Base IMAs Battle Recent California Wildfires in Their Civilian Lives
By P. A. Tezuka, SMC Public Affairs
/ Published November 30, 2007
Los Angeles Air Force Base -- October's Southern California fires devastated tens of thousands of acres across Los Angeles, Orange, San Diego, San Bernardino, Riverside and Ventura counties. Many people lost their homes, some their lives. Animals perished and trees and vegetation were burnt images of this nightmare.
But, from the gloom, the efforts of those who selflessly responded to the cries for help shined through. Among them were the men and women of the firefighting services. Where hundreds of thousands of people escaped towards safer grounds, firefighters chose to forge into the burning infernal. These were the heroes who risked their lives so the lives of others, properties and nature may be spared.
Two of these heroes call Los Angeles Air Force Base their home away from home. These men continue to answer their calls to service as Individual Mobility Augmentees when they are not at their regular jobs as city firefighters.
Captain Ruben Torres worked at the Space and Missile Systems Center's Launch and Range Systems Wing as the project manager for the Remote Block Change for the Air Force Satellite Control Network, managing both the Guam and Diego Garcia projects. He separated from the Air Force after his deployment to Baghdad during 2005-2006.
"I chose the fire department after the Air Force because it gave me the opportunity to still serve something greater than myself," said Torres. "I love helping others and working with people."
Torres is a native Californian, born and raised in Pico Rivera and currently living in Long Beach. He works for the Los Angeles Fire Department in Highland Park near downtown Los Angeles. During the October wildfire, he and his company were deployed to Malibu for eight days and nights to protect structures from the fire.
Captain Ken Hultgren, who lives in Simi Valley with his wife, Sheri, and their adopted 6-month-old daughter, is a systems engineer and a systems security engineer with SMC's Satellite Control and Network Systems Group. He has been an Air Force Reserve for nine years. While still on active duty with the Air Force, Captain Hultgren volunteered his time as a firefighter.

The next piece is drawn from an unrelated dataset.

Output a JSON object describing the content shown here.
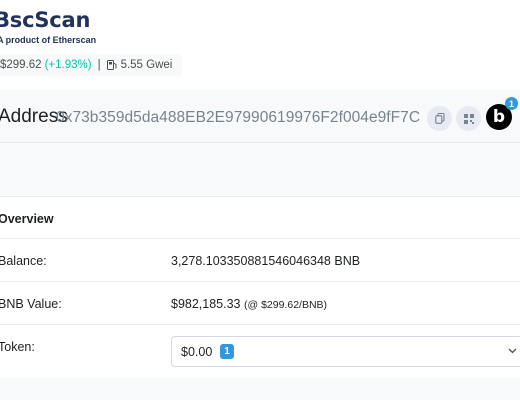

Since 1997, he has been a firefighter and paramedic with the City of Burbank. He is also an emergency medical technician instructor and one of the fire department's background investigators.
"I have always been in service with the public in some manner," said Hultgren. "I felt it was the best way I could make a difference and in the most direct manner possible," he said regarding his reason for becoming a firefighter.
Hultgren was involved in the "Slide Fire" which was located in the Running Springs and Lake Arrowhead area for 56 hours. His strike team's normal duty is to protect structure, but due to the sparsely spread-out personnel, they battled the fire on hot grounds and steep terrain taking out hot spots to prevent additional breakouts.
"We were used like 'wildland' firefighters using hand tools and small hoses to put out the fire in the forest and mountainous terrain," said Hultgren.
The fire victims' emotions ran high and mixed as resources and response time ran low due to the widely scattered locations of the wildfires. The "Slide Fire" was the last to start and took longer for the firefighters and other emergency crews to reach the area.
"By the time we got there, there were a lot of houses lost," said Hultgren. "Some people threw eggs at some of the firefighters while others were trying to feed us and gave us a place to sleep."
Amidst the wildfires, firefighters were also on call to protect the city and to replace other firefighters out battling the wildfires and other fires within the city. Regular shifts were from 12 to 24 hours but some spent from 72 to 120 hours straight to fill in the gaps for personnel out on the fire scene.
"As soon as I got to my station, a 4-alarm fire broke out just north of the Burbank Airport," said Hultgren. "It was an industrial building and we fought the fire for almost three hours." This fire was over-shadowed by the wildfires and was hardly mentioned by the news services.
Hultgren views being a firefighter like being in the military with its members having a common goal - to fight the fire--their 'enemy.'
"We consider this type of fire our 'combat' and we will work as hard and as long as it takes to get it under control," he said. "The fire service has been a 'Brotherhood' for a long time, not to exclude women from that statement," he added. "We all share the same ideals and goals, much like the in the Air Force and military in general ... proud to serve."